To assess the effects of anthelmintics on people with neurocysticercosis.
We searched the Cochrane Infectious Diseases Group Specialized Register, the Cochrane Central Register of Controlled Trials (CENTRAL), MEDLINE, Embase, LILACS, the WHO ICTRP, and ClinicalTrials.gov, up to 21 October 2020.
Randomized controlled trials comparing anthelmintics and supportive treatment (+/- corticosteroids) with supportive treatment alone (+/- corticosteroids) for people with neurocysticercosis.
Two review authors independently screened the title and abstract of all articles identified by the search. We obtained full-text articles to confirm the eligibility of all studies that passed screening. One review author extracted data, which a second review author checked. Two review authors assessed the risk of bias of each trial and performed GRADE assessments. In cases of disagreement at consensus discussion stage between review authors, we consulted a third review author.
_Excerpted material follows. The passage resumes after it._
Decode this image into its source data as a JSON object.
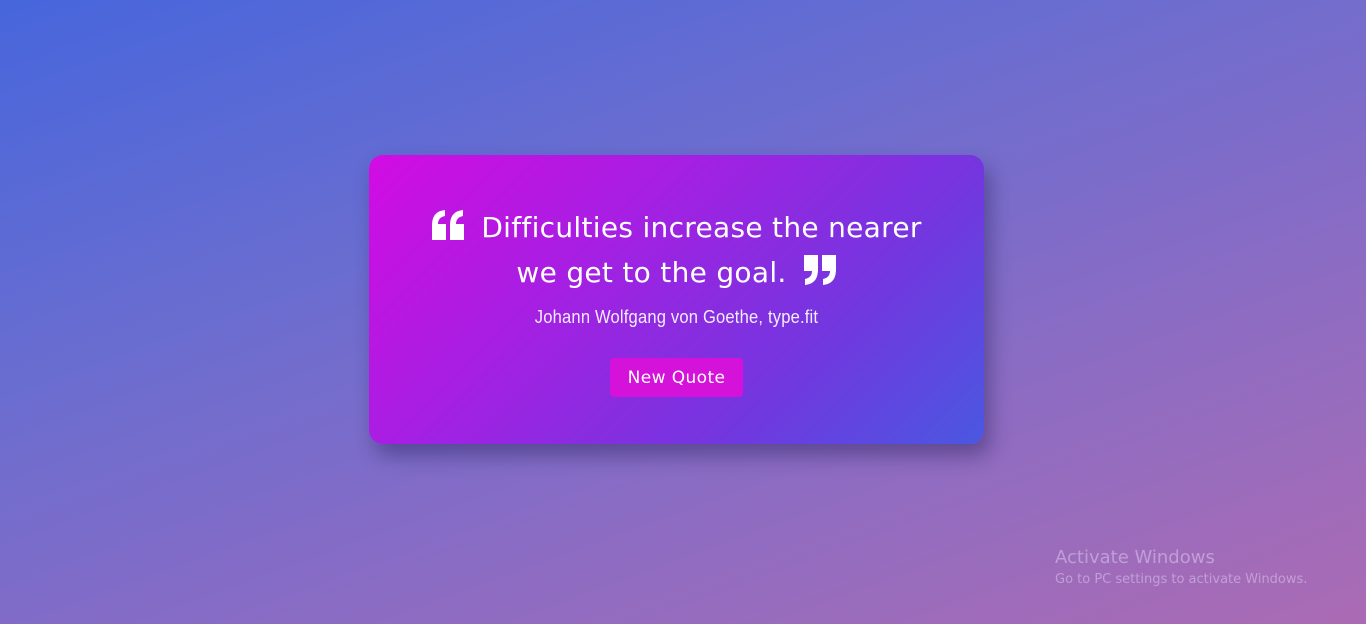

We calculated risk ratios (RR) for dichotomous variables, with 95% confidence intervals (CIs) for pooled data from studies with similar interventions and outcomes.
We included 16 studies in the review. Only two studies investigated praziquantel and did not report data in a format that could contribute to meta-analysis. Most results in this review are therefore applicable to albendazole versus placebo or no anthelmintic.
The aggregate analysis across all participants with neurocysticercosis did not demonstrate a difference between groups in seizure recurrence, but heterogeneity was marked (RR 0.94, 95% CI 0.78 to 1.14; 10 trials, 1054 participants; I2 = 67%; low-certainty evidence). When stratified by participants with a single cyst or multiple cysts, pooled analysis suggests that albendazole probably improves seizure recurrence for participants with a single cyst (RR 0.61, 95% CI 0.4 to 0.91; 5 trials, 396 participants; moderate-certainty evidence). All studies contributing to this analysis recruited participants with non-viable, intraparenchymal cysts only, and most participants were children. We are uncertain whether or not albendazole reduces seizure recurrence in participants with multiple cysts, as the certainty of the evidence is very low, although the direction of effect is towards albendazole causing harm (RR 2.05, 95% CI 1.28 to 3.31; 2 trials, 321 participants; very low-certainty evidence). This analysis included a large study containing a highly heterogeneous population that received an assessment of unclear risk for multiple 'Risk of bias' domains.
Regarding radiological outcomes, albendazole probably slightly improves the complete radiological clearance of lesions (RR 1.22, 95% CI 1.07 to 1.39; 13 trials, 1324 participants; moderate-certainty evidence) and the evolution of cysts (RR 1.27, 95% CI 1.10 to 1.47; 6 trials, 434 participants; moderate-certainty evidence).
More adverse events appeared to be observed in participants treated with either albendazole or praziquantel compared to those receiving placebo or no anthelmintic. The most commonly reported side effects were headache, abdominal pain, and nausea/vomiting.